# WORK TO BE COMPLETED
Search the data for the string "JSON", and report each line where it is found.

Data about app and page elements:
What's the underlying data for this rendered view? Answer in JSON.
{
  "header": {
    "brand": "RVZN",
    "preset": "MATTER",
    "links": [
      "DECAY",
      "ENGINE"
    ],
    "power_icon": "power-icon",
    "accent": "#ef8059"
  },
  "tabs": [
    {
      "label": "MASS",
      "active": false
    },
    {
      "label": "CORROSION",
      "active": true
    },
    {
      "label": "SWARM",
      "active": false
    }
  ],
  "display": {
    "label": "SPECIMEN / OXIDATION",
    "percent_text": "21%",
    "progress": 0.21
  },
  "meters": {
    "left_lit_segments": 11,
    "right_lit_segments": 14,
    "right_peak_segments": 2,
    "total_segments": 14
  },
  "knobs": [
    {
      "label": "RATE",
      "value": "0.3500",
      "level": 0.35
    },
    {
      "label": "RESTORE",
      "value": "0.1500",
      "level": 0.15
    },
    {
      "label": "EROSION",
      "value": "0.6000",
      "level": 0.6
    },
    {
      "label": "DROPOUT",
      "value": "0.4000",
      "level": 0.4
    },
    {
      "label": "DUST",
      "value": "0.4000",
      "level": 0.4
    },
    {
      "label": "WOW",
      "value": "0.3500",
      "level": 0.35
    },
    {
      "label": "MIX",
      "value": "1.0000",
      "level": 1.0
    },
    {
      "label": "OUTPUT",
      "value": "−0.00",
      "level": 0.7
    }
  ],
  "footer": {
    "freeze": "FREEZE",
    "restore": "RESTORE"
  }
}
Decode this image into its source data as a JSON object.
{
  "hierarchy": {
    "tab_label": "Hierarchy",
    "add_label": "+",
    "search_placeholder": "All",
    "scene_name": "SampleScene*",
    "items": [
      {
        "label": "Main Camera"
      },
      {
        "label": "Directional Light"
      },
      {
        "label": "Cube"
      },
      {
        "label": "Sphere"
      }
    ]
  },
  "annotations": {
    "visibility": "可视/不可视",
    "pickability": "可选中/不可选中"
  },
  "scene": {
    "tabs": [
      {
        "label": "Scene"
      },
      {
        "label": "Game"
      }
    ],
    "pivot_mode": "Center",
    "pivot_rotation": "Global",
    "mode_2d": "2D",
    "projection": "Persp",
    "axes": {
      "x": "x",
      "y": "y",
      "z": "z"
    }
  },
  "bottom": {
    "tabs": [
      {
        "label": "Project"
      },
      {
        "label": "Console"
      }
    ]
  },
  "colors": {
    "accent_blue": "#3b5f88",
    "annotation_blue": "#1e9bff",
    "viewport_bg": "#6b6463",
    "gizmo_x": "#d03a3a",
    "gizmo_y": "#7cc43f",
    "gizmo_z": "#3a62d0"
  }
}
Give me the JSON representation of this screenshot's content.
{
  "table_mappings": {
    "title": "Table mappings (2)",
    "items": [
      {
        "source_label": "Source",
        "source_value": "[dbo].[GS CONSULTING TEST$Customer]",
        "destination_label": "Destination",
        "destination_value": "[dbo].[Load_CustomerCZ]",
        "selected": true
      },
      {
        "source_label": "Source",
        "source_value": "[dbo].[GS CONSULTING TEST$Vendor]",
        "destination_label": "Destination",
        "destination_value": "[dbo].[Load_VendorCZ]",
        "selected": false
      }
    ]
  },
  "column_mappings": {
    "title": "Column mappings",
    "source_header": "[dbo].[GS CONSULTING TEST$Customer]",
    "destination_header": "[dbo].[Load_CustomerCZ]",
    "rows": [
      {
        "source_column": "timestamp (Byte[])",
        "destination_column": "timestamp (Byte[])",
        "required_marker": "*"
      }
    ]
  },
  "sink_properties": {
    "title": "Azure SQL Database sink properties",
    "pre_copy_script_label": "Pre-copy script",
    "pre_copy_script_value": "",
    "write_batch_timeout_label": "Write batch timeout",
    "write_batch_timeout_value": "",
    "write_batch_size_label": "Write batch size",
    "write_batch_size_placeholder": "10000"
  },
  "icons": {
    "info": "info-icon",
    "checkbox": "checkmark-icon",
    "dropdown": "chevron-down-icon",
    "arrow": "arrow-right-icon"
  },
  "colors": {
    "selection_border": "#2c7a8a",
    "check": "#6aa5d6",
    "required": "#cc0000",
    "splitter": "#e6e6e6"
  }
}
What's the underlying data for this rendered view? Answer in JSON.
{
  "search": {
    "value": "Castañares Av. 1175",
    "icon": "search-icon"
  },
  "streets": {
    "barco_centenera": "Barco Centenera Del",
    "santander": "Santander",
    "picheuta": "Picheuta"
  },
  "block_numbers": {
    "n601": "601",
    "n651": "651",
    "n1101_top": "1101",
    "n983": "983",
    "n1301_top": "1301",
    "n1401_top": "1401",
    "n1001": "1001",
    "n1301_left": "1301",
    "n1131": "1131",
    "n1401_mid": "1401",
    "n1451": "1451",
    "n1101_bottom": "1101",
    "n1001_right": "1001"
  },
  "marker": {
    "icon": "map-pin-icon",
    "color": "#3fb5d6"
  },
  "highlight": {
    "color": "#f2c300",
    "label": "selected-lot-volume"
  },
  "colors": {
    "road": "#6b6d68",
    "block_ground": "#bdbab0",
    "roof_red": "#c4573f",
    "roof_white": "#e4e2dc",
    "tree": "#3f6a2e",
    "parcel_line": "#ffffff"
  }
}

# ANSWER TO THIS PROBLEM
What's the underlying data for this rendered view? Answer in JSON.
Decode this image into its source data as a JSON object.
Give me the JSON representation of this screenshot's content.
What's the underlying data for this rendered view? Answer in JSON.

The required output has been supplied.